ABOUT THIS TASK » The output should be all lines of the entries below in which the word "price" occurs.

(Source records)
####

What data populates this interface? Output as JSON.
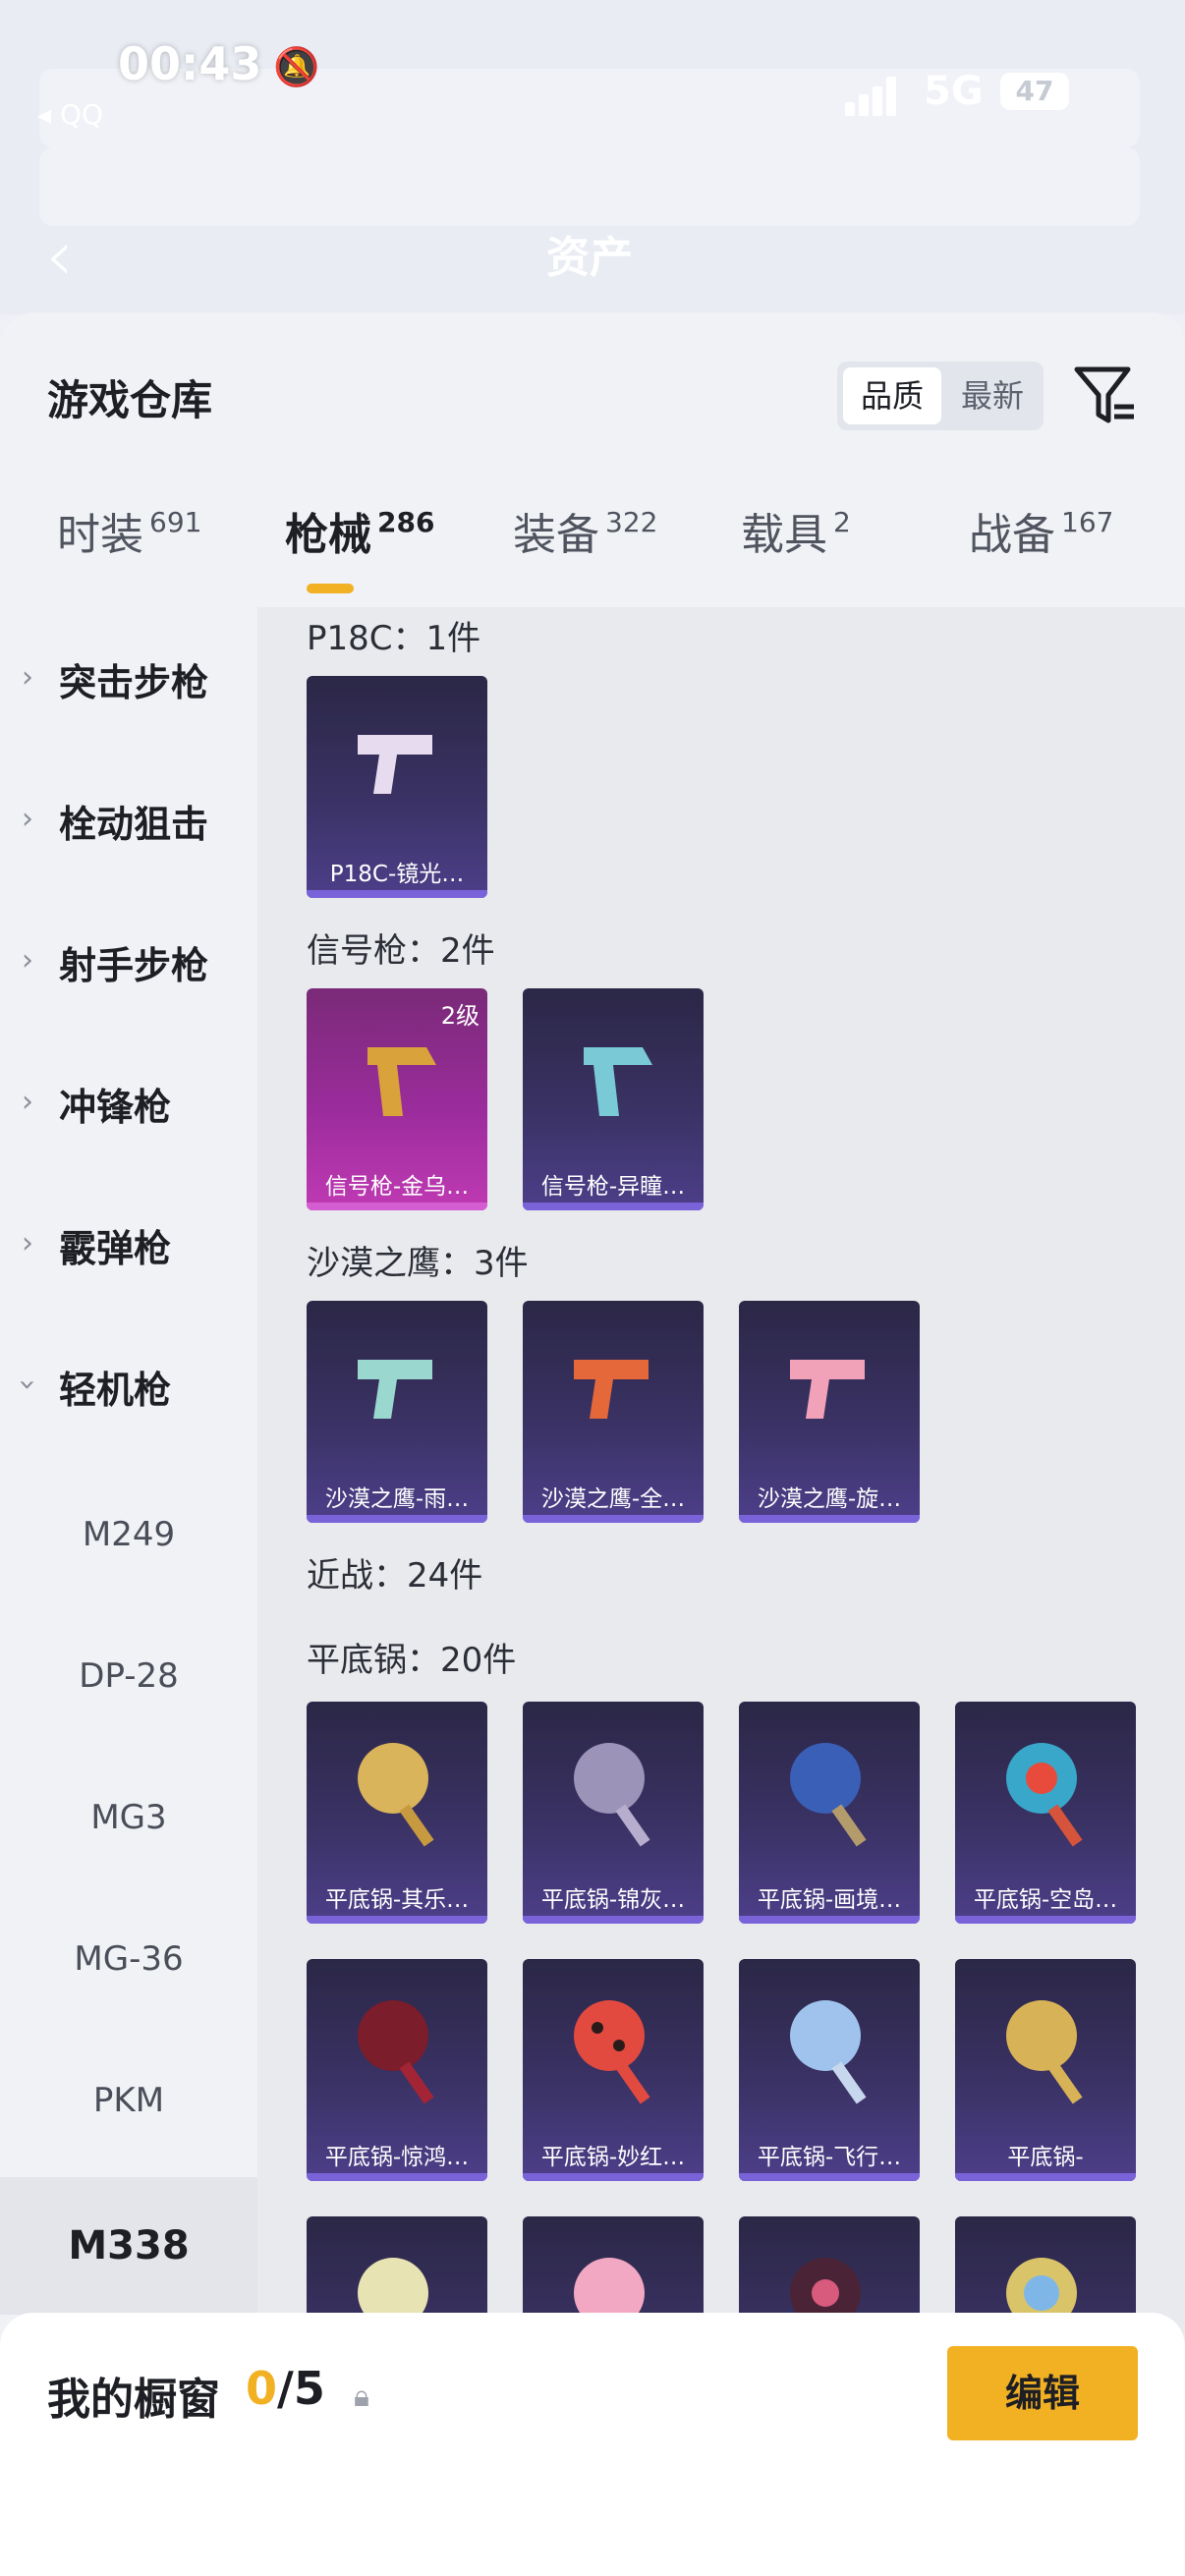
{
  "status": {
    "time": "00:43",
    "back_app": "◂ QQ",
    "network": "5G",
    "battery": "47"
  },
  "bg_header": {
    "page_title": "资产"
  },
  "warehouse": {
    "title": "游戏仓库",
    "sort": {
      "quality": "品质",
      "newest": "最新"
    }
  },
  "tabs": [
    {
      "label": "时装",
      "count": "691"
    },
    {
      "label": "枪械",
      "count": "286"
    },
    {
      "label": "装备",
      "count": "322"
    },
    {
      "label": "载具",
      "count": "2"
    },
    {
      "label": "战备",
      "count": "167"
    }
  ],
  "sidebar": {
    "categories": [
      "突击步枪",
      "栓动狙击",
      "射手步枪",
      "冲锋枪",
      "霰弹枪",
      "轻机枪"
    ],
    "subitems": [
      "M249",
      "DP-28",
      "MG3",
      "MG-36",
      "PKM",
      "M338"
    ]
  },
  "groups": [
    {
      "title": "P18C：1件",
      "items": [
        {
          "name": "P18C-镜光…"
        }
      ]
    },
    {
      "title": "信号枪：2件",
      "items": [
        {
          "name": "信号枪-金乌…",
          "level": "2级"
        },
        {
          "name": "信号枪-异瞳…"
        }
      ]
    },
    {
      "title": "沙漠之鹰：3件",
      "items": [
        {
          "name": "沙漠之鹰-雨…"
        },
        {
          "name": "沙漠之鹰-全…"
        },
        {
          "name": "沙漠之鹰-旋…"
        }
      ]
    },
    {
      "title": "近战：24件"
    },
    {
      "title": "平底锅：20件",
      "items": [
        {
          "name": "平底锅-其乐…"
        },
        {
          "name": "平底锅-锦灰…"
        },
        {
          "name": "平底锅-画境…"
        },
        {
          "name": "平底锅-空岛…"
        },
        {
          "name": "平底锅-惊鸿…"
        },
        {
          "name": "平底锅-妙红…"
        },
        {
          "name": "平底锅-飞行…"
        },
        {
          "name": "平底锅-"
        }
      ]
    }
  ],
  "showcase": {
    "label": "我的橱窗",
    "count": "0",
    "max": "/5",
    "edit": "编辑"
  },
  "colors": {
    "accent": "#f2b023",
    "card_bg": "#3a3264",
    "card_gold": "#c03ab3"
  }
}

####

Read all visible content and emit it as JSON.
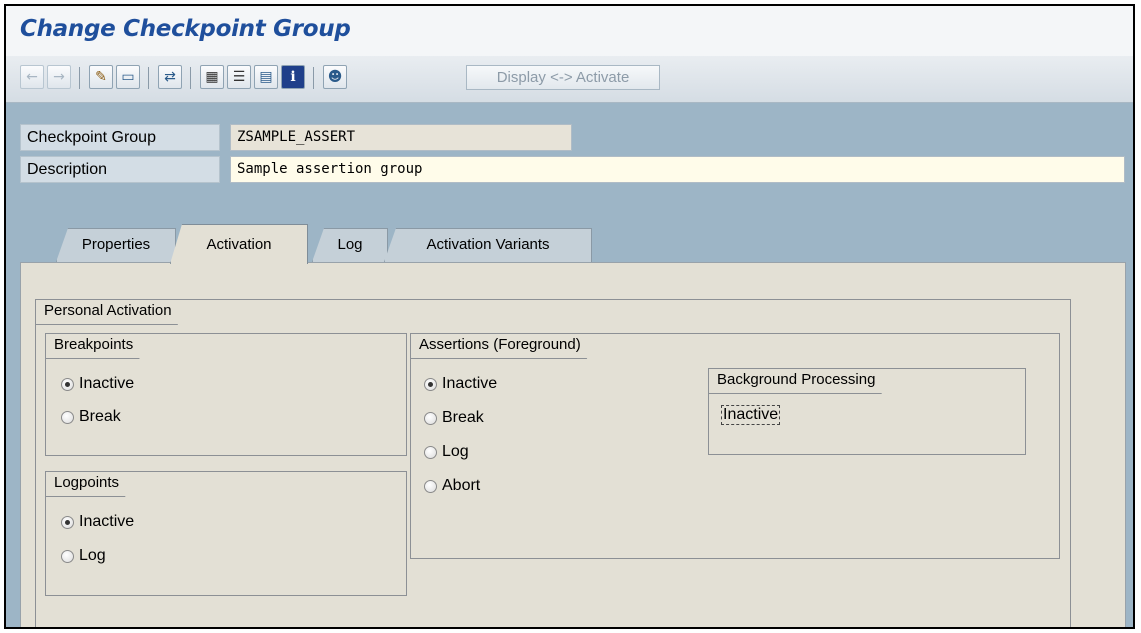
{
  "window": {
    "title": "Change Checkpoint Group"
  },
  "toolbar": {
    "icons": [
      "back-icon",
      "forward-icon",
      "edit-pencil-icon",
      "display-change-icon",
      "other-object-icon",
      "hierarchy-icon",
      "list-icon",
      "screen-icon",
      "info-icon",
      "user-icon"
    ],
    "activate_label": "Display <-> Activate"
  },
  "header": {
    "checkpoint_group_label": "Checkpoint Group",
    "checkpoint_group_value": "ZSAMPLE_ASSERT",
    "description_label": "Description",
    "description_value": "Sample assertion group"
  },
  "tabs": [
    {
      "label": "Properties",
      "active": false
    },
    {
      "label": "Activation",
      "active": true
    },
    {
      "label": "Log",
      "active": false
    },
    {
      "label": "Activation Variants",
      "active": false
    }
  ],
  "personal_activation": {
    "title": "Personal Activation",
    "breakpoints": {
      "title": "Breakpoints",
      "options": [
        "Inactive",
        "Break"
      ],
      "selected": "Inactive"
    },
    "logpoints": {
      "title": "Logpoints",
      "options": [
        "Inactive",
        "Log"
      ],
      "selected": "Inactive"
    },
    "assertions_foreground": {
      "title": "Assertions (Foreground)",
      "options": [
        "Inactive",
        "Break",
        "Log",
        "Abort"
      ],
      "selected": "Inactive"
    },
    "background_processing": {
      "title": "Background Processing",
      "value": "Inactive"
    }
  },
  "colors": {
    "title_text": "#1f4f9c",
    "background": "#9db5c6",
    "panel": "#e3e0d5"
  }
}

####

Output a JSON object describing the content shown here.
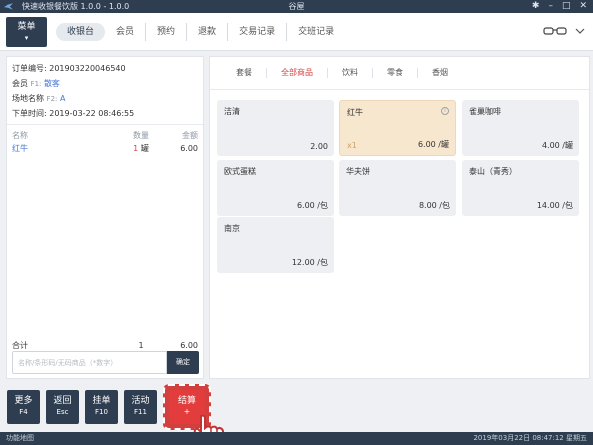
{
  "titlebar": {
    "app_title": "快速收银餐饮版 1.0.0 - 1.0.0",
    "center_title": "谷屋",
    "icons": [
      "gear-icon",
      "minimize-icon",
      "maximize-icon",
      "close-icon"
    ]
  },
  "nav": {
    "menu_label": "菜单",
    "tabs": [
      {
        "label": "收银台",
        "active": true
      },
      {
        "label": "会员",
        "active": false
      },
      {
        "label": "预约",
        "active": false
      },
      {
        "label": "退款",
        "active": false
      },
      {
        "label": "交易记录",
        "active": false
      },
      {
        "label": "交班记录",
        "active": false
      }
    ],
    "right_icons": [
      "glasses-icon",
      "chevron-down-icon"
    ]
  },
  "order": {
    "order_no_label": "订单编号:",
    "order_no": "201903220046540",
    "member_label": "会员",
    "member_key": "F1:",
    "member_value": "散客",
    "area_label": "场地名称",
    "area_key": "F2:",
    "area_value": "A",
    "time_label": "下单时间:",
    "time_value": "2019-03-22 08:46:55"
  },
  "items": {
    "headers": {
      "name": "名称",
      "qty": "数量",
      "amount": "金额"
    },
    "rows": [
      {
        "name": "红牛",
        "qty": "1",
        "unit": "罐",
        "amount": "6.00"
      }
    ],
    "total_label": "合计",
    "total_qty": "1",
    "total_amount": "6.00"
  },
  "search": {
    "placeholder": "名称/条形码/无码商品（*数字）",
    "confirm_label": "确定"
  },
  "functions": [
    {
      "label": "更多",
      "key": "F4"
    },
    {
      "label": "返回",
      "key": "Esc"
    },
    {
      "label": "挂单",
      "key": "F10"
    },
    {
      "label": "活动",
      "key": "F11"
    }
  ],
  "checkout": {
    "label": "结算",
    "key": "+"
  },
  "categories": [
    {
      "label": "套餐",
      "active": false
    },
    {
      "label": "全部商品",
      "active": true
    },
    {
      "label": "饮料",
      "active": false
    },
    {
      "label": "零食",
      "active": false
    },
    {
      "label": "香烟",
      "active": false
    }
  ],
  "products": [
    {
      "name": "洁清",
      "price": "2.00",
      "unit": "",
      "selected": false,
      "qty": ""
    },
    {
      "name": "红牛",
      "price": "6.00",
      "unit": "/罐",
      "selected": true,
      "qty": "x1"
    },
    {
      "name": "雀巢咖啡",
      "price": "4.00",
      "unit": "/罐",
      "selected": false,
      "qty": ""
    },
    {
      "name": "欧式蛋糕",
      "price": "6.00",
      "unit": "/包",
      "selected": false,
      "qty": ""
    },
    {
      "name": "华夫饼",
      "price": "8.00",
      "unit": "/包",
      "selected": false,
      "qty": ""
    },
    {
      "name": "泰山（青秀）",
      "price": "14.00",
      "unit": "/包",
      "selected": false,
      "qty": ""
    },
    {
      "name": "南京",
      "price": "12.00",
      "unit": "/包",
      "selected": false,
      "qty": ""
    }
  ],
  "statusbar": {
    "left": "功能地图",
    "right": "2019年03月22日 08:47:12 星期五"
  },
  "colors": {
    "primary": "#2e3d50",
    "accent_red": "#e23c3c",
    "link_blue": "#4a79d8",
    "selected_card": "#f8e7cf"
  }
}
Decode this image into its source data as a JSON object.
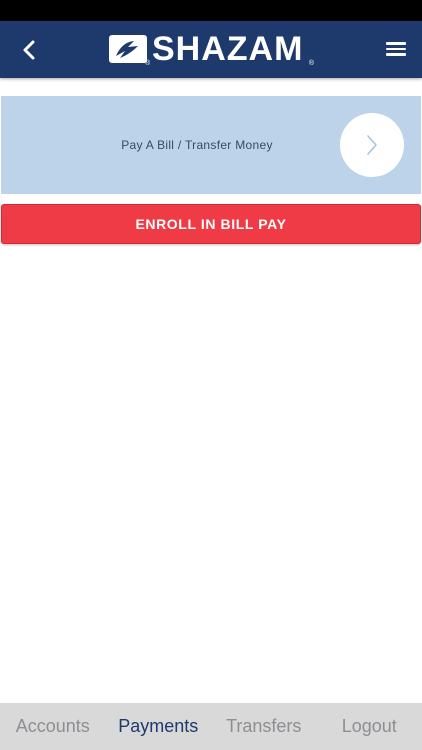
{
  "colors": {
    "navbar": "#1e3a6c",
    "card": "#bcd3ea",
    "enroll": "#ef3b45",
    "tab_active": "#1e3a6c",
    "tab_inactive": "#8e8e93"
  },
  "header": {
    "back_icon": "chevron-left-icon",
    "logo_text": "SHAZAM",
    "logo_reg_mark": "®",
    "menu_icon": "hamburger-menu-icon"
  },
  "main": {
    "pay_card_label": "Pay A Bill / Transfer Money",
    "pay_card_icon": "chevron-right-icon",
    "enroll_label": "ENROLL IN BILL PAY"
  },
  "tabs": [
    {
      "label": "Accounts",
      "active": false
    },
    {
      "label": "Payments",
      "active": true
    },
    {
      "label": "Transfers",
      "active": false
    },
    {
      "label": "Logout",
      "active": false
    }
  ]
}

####

EXPECTED OUTPUT »
      "price": "2.00",
      "price": "6.00",
      "price": "4.00",
      "price": "6.00",
      "price": "8.00",
      "price": "14.00",
      "price": "12.00",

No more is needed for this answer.